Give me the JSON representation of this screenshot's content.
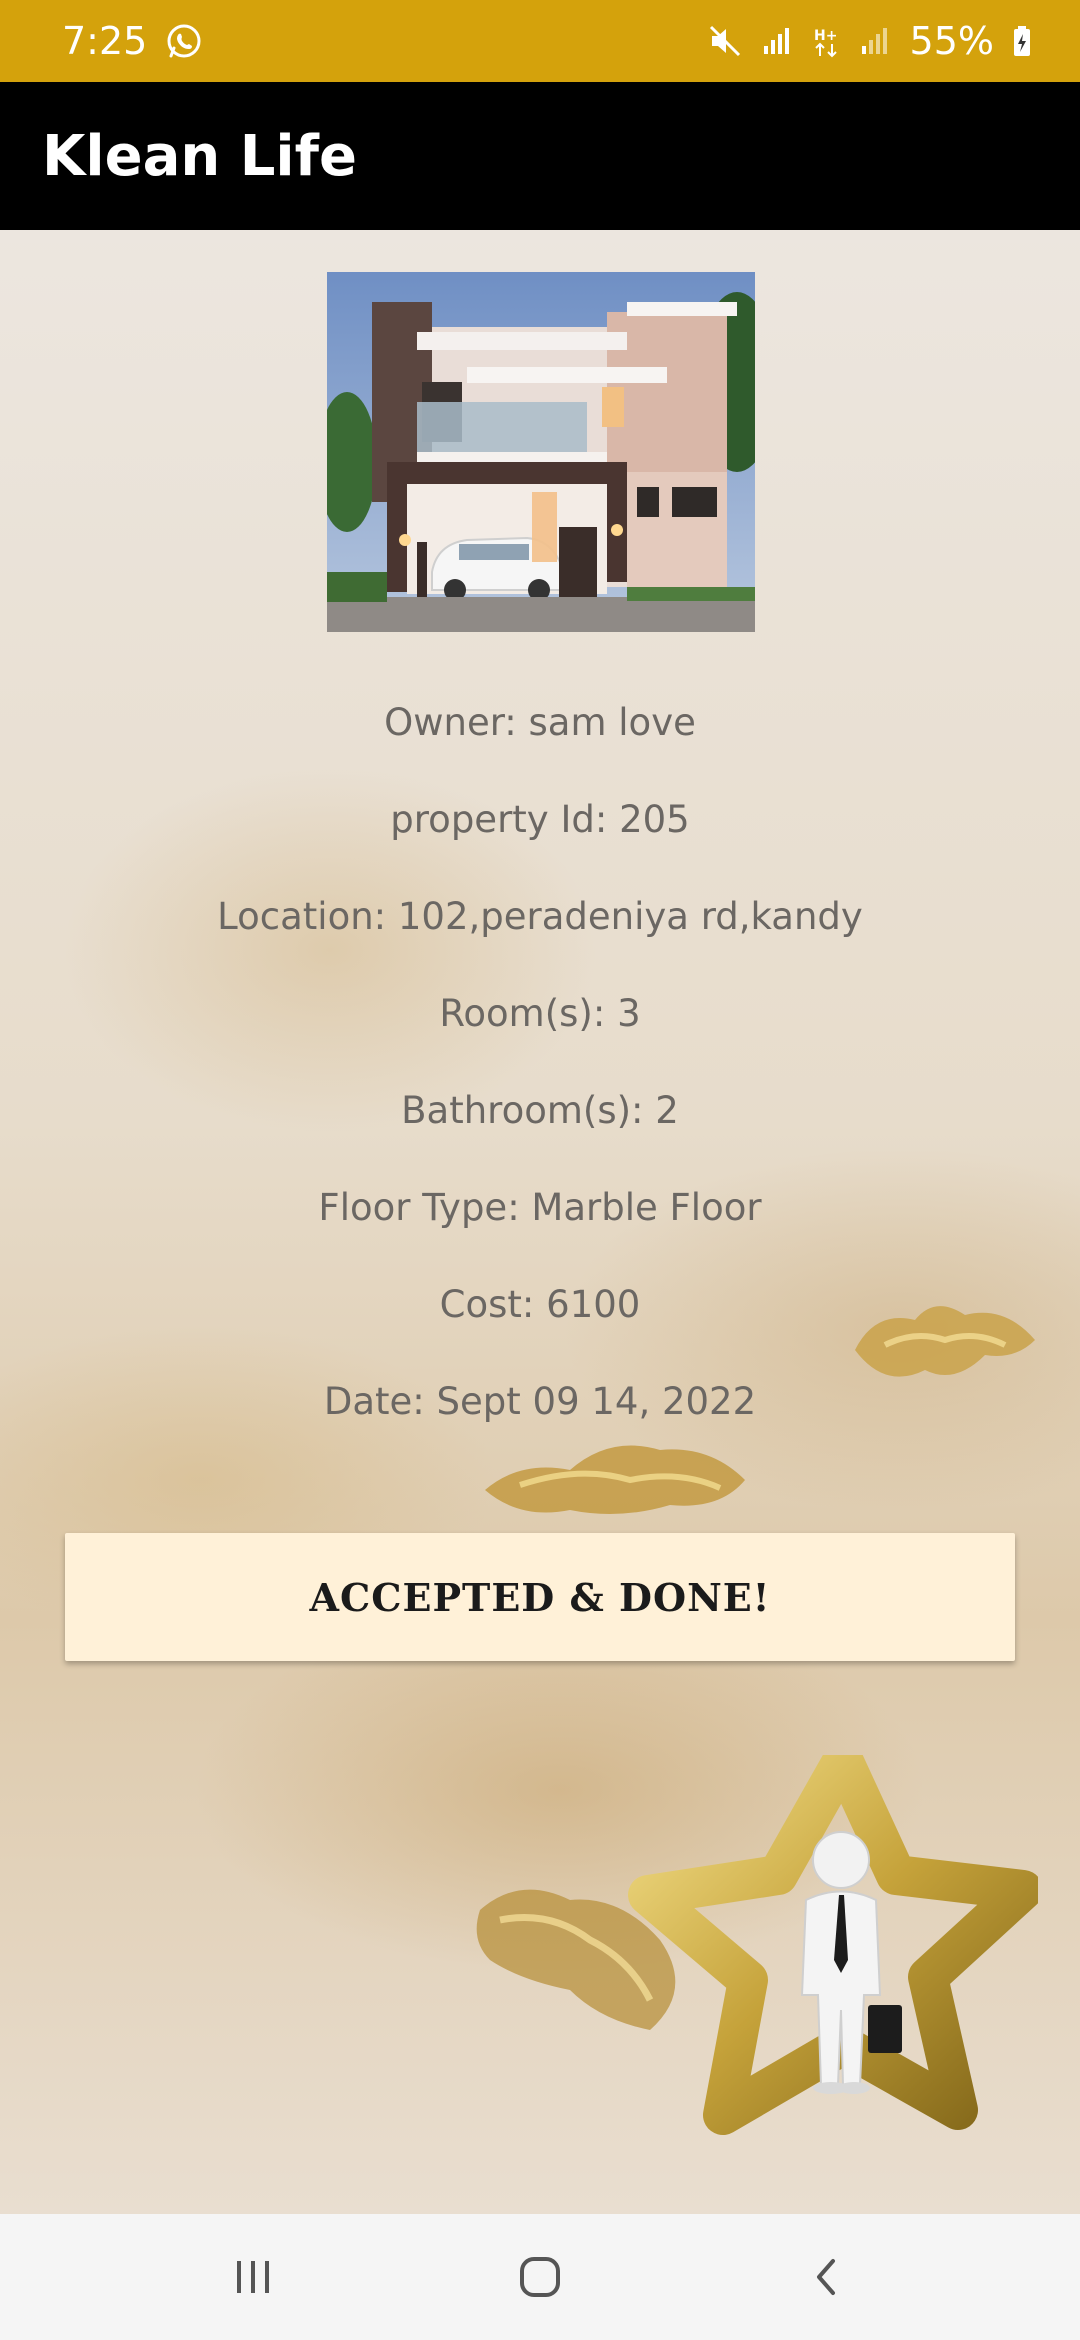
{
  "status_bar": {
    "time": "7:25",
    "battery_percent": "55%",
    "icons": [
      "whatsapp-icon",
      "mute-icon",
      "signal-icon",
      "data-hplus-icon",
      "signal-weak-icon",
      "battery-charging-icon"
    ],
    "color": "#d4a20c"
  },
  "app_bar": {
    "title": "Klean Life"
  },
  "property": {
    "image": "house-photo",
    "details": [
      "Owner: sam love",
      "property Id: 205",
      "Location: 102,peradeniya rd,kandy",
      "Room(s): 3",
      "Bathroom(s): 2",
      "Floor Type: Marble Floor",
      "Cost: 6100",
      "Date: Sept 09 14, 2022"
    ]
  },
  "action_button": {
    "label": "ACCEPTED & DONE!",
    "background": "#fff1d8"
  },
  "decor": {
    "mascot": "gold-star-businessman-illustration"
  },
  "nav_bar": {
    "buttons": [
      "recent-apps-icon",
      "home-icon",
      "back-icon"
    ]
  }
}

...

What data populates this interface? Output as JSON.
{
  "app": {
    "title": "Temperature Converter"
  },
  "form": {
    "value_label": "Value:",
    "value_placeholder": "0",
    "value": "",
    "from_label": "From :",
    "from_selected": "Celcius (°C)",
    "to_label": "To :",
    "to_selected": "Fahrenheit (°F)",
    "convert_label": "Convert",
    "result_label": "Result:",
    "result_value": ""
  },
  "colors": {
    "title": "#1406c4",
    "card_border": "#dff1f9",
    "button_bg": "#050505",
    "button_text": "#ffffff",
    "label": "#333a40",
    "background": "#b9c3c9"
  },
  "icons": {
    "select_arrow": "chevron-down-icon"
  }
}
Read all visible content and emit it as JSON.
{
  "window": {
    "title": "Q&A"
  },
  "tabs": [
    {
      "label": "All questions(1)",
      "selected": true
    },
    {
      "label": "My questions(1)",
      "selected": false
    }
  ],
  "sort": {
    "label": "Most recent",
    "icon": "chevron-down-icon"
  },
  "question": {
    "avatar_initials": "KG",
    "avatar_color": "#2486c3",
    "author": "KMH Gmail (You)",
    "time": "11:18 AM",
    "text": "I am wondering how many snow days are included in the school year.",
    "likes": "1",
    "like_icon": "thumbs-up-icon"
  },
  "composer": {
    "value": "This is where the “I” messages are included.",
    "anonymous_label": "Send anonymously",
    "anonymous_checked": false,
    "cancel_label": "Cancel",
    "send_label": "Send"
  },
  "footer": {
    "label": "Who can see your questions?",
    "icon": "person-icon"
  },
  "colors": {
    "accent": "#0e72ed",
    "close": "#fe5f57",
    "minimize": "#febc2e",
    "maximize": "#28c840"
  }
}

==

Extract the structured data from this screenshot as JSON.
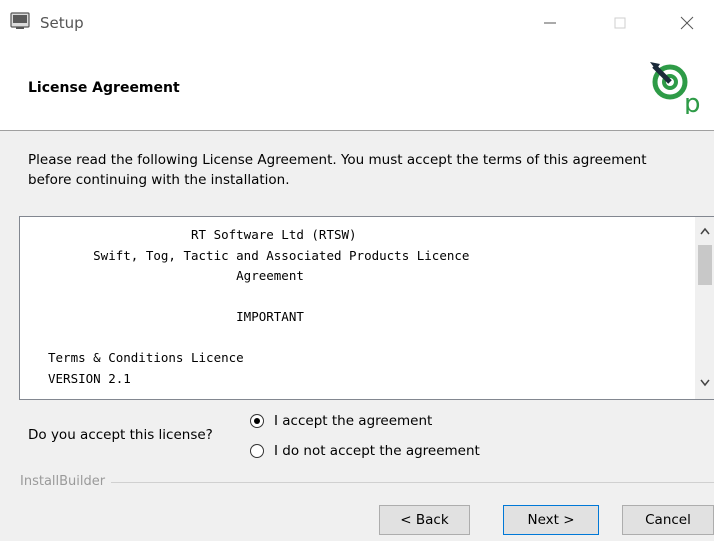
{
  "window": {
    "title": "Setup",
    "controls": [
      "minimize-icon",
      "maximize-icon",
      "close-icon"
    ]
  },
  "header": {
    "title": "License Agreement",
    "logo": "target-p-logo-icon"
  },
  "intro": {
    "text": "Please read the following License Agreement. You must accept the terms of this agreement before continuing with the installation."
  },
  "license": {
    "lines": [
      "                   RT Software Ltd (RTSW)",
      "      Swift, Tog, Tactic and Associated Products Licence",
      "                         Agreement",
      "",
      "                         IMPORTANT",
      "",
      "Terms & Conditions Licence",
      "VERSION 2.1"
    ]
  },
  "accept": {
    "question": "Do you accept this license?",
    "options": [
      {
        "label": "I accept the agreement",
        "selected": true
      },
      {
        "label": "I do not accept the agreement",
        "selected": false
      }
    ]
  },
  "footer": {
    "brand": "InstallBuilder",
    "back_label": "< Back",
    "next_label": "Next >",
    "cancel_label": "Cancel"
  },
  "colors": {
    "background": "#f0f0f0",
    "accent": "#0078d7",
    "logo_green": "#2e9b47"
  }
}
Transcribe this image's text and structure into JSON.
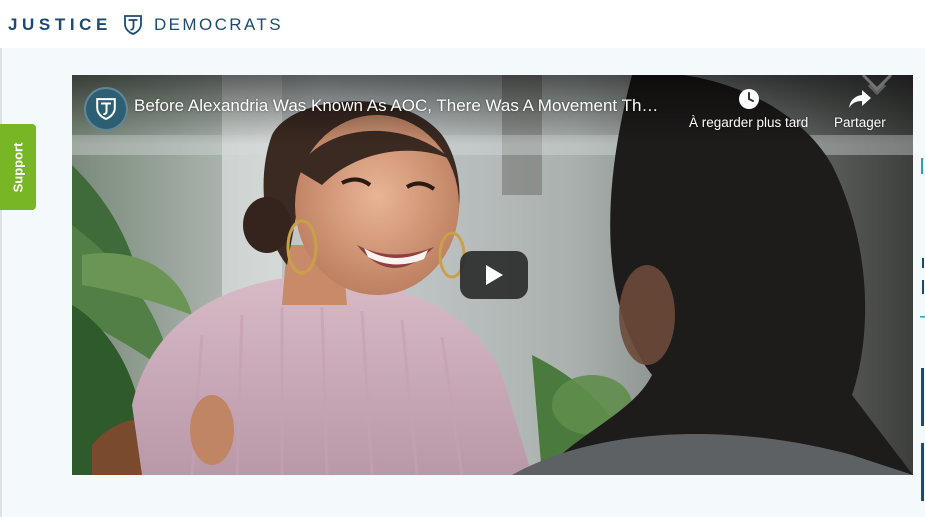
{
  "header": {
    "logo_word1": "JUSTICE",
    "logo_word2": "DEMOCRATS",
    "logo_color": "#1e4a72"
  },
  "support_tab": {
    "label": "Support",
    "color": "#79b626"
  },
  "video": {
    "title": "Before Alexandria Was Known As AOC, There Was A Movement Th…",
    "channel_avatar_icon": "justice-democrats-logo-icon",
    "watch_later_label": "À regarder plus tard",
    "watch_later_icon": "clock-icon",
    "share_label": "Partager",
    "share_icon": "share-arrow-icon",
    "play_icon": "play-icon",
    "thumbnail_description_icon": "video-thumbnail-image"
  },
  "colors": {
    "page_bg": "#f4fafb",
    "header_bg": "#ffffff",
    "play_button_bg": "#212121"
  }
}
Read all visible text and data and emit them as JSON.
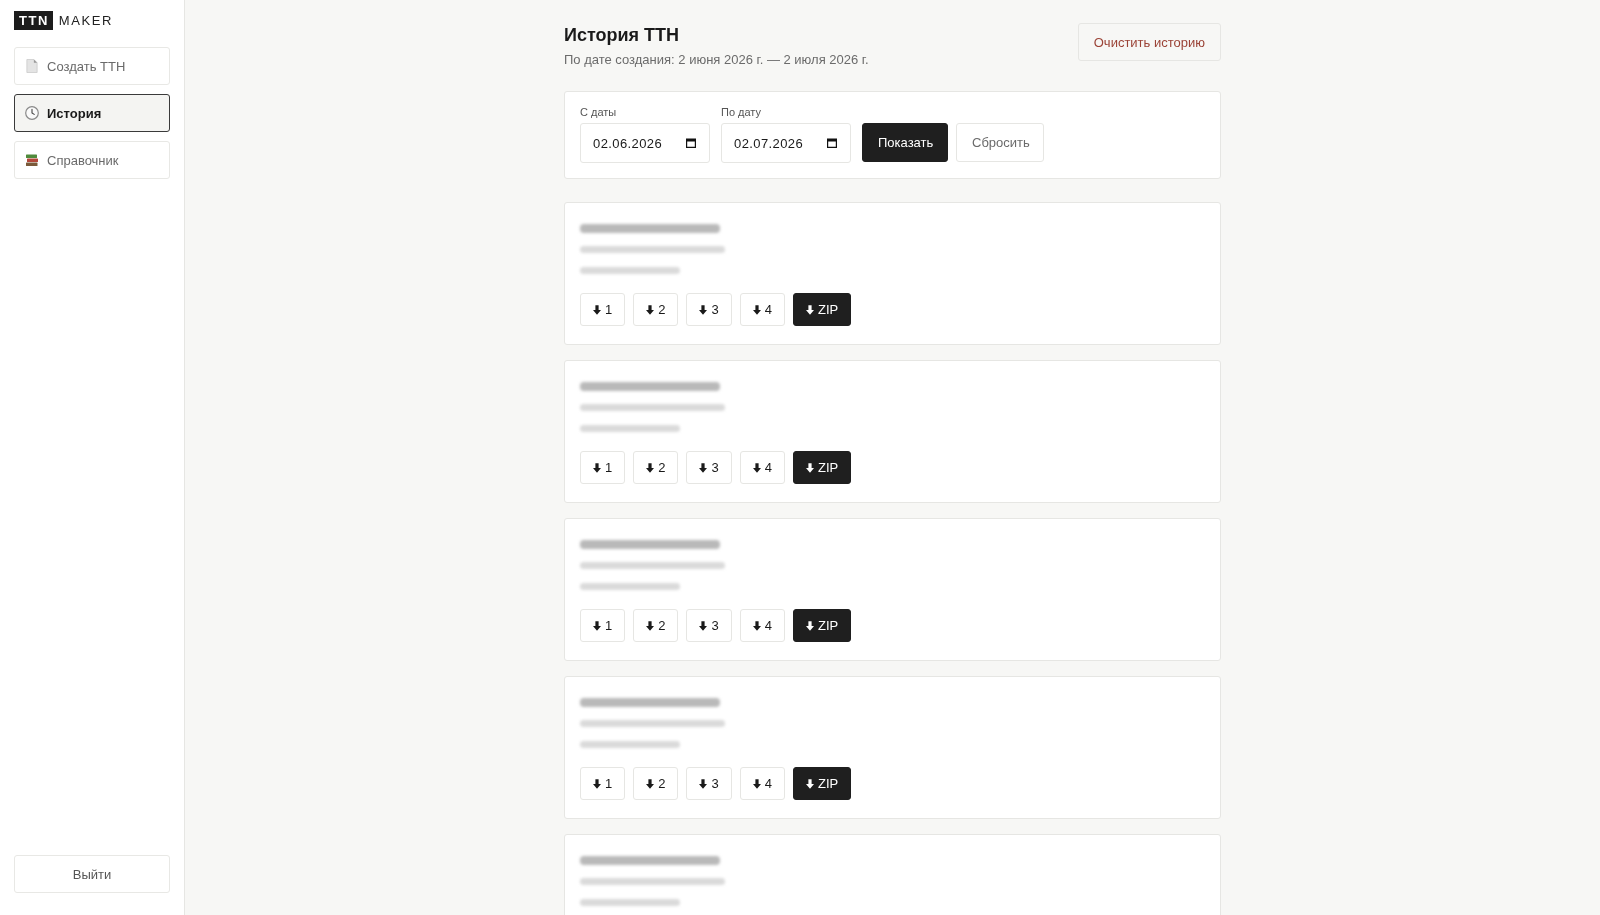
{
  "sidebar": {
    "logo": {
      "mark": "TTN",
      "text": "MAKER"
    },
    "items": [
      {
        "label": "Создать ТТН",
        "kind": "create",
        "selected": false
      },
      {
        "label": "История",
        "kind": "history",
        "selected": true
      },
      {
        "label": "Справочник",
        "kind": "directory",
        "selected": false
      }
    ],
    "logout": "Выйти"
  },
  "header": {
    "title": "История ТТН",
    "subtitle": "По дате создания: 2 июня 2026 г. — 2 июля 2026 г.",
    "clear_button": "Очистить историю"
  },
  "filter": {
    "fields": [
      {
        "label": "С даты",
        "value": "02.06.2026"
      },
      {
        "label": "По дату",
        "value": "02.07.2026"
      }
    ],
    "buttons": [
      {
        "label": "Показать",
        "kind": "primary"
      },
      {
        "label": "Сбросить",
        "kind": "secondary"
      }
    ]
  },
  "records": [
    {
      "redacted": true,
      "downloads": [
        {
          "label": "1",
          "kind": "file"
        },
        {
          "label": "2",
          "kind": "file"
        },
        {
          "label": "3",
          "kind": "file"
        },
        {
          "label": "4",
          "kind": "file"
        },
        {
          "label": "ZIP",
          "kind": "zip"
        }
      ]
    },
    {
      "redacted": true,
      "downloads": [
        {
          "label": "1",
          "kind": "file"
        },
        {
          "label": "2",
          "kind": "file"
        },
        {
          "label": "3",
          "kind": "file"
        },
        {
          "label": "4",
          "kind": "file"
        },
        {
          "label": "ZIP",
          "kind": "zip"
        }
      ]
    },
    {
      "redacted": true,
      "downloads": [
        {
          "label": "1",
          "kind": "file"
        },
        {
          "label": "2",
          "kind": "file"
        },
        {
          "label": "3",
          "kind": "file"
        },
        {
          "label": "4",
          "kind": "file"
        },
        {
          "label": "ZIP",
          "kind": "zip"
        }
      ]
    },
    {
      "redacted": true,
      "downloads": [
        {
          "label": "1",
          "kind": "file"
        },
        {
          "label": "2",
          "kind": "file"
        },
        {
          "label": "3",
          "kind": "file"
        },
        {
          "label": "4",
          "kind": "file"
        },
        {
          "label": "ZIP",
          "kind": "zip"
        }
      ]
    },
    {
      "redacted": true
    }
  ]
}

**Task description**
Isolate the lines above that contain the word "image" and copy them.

**Response to this exercise**
    "image": "house-photo",
Transcribe this image's text and structure into JSON.
    "thumbnail_description_icon": "video-thumbnail-image"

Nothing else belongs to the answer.